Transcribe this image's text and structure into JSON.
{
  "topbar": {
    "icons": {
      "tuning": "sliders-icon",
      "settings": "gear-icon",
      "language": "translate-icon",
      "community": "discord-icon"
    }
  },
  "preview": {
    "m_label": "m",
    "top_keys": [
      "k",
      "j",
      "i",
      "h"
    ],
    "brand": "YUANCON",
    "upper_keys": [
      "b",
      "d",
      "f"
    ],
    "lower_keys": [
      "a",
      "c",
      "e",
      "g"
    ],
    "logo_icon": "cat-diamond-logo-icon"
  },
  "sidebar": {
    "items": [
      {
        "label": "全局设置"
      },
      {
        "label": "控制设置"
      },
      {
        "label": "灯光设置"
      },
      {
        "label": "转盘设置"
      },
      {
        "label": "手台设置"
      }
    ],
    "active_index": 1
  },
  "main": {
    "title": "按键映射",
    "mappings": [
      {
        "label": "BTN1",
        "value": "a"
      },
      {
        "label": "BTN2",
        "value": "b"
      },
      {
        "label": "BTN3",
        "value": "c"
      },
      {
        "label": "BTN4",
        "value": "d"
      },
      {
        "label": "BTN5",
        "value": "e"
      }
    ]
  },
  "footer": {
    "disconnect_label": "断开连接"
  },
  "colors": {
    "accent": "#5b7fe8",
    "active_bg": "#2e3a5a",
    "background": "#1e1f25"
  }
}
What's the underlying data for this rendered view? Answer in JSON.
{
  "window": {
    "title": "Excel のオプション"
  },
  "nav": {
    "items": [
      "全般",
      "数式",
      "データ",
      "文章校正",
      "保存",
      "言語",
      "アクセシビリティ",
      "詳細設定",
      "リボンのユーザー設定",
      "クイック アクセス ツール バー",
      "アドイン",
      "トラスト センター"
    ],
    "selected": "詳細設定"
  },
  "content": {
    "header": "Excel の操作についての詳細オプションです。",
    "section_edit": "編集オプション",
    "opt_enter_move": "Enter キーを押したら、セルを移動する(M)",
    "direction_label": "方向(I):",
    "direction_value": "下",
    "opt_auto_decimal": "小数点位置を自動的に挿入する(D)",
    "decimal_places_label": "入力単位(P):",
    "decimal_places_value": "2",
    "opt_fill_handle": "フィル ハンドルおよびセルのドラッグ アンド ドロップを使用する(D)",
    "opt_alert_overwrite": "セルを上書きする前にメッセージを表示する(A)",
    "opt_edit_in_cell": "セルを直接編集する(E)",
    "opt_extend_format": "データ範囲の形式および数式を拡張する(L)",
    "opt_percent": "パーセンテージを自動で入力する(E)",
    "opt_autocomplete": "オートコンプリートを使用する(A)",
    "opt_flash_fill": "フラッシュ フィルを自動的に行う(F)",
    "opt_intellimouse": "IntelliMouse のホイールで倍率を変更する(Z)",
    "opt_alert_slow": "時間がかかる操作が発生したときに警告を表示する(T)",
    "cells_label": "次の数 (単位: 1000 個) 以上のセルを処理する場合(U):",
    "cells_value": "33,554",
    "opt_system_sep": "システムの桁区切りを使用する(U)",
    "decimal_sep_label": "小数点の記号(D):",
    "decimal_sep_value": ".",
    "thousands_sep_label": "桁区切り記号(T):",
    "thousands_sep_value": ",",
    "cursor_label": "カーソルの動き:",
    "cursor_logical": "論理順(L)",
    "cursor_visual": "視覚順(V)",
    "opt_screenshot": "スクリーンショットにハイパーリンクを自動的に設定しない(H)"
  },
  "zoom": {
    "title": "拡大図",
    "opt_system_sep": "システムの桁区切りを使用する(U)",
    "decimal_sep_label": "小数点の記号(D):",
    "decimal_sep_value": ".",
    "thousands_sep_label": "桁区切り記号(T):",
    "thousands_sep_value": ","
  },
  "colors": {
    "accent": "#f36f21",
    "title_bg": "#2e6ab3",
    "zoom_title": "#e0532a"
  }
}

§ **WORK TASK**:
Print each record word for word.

§ **RESULT OF THIS EXERCISE**:
Transcribe this image's text and structure into JSON.
{
  "topbar": {
    "icons": {
      "tuning": "sliders-icon",
      "settings": "gear-icon",
      "language": "translate-icon",
      "community": "discord-icon"
    }
  },
  "preview": {
    "m_label": "m",
    "top_keys": [
      "k",
      "j",
      "i",
      "h"
    ],
    "brand": "YUANCON",
    "upper_keys": [
      "b",
      "d",
      "f"
    ],
    "lower_keys": [
      "a",
      "c",
      "e",
      "g"
    ],
    "logo_icon": "cat-diamond-logo-icon"
  },
  "sidebar": {
    "items": [
      {
        "label": "全局设置"
      },
      {
        "label": "控制设置"
      },
      {
        "label": "灯光设置"
      },
      {
        "label": "转盘设置"
      },
      {
        "label": "手台设置"
      }
    ],
    "active_index": 1
  },
  "main": {
    "title": "按键映射",
    "mappings": [
      {
        "label": "BTN1",
        "value": "a"
      },
      {
        "label": "BTN2",
        "value": "b"
      },
      {
        "label": "BTN3",
        "value": "c"
      },
      {
        "label": "BTN4",
        "value": "d"
      },
      {
        "label": "BTN5",
        "value": "e"
      }
    ]
  },
  "footer": {
    "disconnect_label": "断开连接"
  },
  "colors": {
    "accent": "#5b7fe8",
    "active_bg": "#2e3a5a",
    "background": "#1e1f25"
  }
}
What's the underlying data for this rendered view? Answer in JSON.
{
  "window": {
    "title": "Excel のオプション"
  },
  "nav": {
    "items": [
      "全般",
      "数式",
      "データ",
      "文章校正",
      "保存",
      "言語",
      "アクセシビリティ",
      "詳細設定",
      "リボンのユーザー設定",
      "クイック アクセス ツール バー",
      "アドイン",
      "トラスト センター"
    ],
    "selected": "詳細設定"
  },
  "content": {
    "header": "Excel の操作についての詳細オプションです。",
    "section_edit": "編集オプション",
    "opt_enter_move": "Enter キーを押したら、セルを移動する(M)",
    "direction_label": "方向(I):",
    "direction_value": "下",
    "opt_auto_decimal": "小数点位置を自動的に挿入する(D)",
    "decimal_places_label": "入力単位(P):",
    "decimal_places_value": "2",
    "opt_fill_handle": "フィル ハンドルおよびセルのドラッグ アンド ドロップを使用する(D)",
    "opt_alert_overwrite": "セルを上書きする前にメッセージを表示する(A)",
    "opt_edit_in_cell": "セルを直接編集する(E)",
    "opt_extend_format": "データ範囲の形式および数式を拡張する(L)",
    "opt_percent": "パーセンテージを自動で入力する(E)",
    "opt_autocomplete": "オートコンプリートを使用する(A)",
    "opt_flash_fill": "フラッシュ フィルを自動的に行う(F)",
    "opt_intellimouse": "IntelliMouse のホイールで倍率を変更する(Z)",
    "opt_alert_slow": "時間がかかる操作が発生したときに警告を表示する(T)",
    "cells_label": "次の数 (単位: 1000 個) 以上のセルを処理する場合(U):",
    "cells_value": "33,554",
    "opt_system_sep": "システムの桁区切りを使用する(U)",
    "decimal_sep_label": "小数点の記号(D):",
    "decimal_sep_value": ".",
    "thousands_sep_label": "桁区切り記号(T):",
    "thousands_sep_value": ",",
    "cursor_label": "カーソルの動き:",
    "cursor_logical": "論理順(L)",
    "cursor_visual": "視覚順(V)",
    "opt_screenshot": "スクリーンショットにハイパーリンクを自動的に設定しない(H)"
  },
  "zoom": {
    "title": "拡大図",
    "opt_system_sep": "システムの桁区切りを使用する(U)",
    "decimal_sep_label": "小数点の記号(D):",
    "decimal_sep_value": ".",
    "thousands_sep_label": "桁区切り記号(T):",
    "thousands_sep_value": ","
  },
  "colors": {
    "accent": "#f36f21",
    "title_bg": "#2e6ab3",
    "zoom_title": "#e0532a"
  }
}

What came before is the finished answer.